____ MATERIAL PROVIDED

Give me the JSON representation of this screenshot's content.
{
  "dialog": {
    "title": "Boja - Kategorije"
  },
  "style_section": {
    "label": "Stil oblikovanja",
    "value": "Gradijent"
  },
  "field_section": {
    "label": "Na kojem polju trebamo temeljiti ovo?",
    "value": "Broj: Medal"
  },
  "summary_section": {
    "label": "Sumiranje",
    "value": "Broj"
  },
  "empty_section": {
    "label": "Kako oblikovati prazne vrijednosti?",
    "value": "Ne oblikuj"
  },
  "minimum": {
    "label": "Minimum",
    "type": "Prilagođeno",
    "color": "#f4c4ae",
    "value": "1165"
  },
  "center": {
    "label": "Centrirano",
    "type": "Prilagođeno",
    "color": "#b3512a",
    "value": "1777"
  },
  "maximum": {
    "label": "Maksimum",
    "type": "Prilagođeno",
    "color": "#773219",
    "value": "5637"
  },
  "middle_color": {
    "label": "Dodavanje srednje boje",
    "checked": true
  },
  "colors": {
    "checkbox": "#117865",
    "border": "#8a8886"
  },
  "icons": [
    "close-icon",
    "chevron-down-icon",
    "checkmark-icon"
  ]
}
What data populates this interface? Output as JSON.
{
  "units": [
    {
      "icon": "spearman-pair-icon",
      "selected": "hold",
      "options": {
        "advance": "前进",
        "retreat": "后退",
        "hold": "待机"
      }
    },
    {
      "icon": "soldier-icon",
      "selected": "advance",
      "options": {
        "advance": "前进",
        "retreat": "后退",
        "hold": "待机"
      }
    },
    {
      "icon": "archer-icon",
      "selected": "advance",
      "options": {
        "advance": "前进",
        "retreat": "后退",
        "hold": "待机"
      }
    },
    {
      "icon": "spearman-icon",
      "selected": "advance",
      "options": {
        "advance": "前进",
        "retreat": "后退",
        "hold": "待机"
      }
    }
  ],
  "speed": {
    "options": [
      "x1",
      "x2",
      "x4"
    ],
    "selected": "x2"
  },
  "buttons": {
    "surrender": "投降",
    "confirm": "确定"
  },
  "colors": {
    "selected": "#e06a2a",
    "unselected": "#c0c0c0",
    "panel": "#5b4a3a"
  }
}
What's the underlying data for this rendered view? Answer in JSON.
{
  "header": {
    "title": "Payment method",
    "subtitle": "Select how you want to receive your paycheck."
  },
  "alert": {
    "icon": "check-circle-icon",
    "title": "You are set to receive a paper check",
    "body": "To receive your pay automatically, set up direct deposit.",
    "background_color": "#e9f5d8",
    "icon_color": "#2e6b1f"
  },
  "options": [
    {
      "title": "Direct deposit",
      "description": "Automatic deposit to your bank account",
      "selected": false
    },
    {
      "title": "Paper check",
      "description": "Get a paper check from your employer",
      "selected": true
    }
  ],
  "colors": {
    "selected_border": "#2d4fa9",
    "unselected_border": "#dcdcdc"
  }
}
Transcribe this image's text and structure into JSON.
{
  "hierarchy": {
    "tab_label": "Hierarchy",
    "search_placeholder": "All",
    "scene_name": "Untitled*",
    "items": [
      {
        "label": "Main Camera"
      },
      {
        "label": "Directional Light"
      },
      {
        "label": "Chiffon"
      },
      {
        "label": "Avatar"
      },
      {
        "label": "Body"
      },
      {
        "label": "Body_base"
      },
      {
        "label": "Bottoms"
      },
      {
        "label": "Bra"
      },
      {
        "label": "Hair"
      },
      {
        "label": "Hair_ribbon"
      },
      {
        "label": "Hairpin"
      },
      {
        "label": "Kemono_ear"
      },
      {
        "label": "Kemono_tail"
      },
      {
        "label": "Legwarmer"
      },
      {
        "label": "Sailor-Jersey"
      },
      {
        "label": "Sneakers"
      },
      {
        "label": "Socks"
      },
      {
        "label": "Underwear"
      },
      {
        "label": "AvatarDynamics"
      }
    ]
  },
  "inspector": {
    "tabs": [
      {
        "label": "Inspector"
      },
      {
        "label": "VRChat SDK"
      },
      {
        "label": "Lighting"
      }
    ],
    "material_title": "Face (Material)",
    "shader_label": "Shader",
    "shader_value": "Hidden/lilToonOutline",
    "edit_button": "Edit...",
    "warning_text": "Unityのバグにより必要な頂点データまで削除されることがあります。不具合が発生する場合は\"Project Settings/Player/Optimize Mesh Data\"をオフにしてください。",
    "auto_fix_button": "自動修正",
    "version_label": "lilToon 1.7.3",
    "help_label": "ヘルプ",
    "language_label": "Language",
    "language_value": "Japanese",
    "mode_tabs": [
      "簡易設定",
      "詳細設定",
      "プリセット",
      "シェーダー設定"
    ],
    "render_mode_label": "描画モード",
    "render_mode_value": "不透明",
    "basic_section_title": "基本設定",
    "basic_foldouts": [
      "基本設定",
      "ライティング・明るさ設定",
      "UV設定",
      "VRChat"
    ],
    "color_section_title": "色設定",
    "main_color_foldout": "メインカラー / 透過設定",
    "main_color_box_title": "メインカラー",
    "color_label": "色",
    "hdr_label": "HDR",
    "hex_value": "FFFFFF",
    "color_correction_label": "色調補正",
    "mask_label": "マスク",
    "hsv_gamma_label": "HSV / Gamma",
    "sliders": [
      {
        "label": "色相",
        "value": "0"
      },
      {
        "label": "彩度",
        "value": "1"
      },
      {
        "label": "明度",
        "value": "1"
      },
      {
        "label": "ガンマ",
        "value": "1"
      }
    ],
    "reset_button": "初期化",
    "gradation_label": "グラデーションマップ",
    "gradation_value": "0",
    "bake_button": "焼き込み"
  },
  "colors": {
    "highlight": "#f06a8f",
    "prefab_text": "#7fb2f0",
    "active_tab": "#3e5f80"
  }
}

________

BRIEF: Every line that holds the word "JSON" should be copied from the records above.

YOUR RESPONSE:
Give me the JSON representation of this screenshot's content.
What data populates this interface? Output as JSON.
What's the underlying data for this rendered view? Answer in JSON.
Transcribe this image's text and structure into JSON.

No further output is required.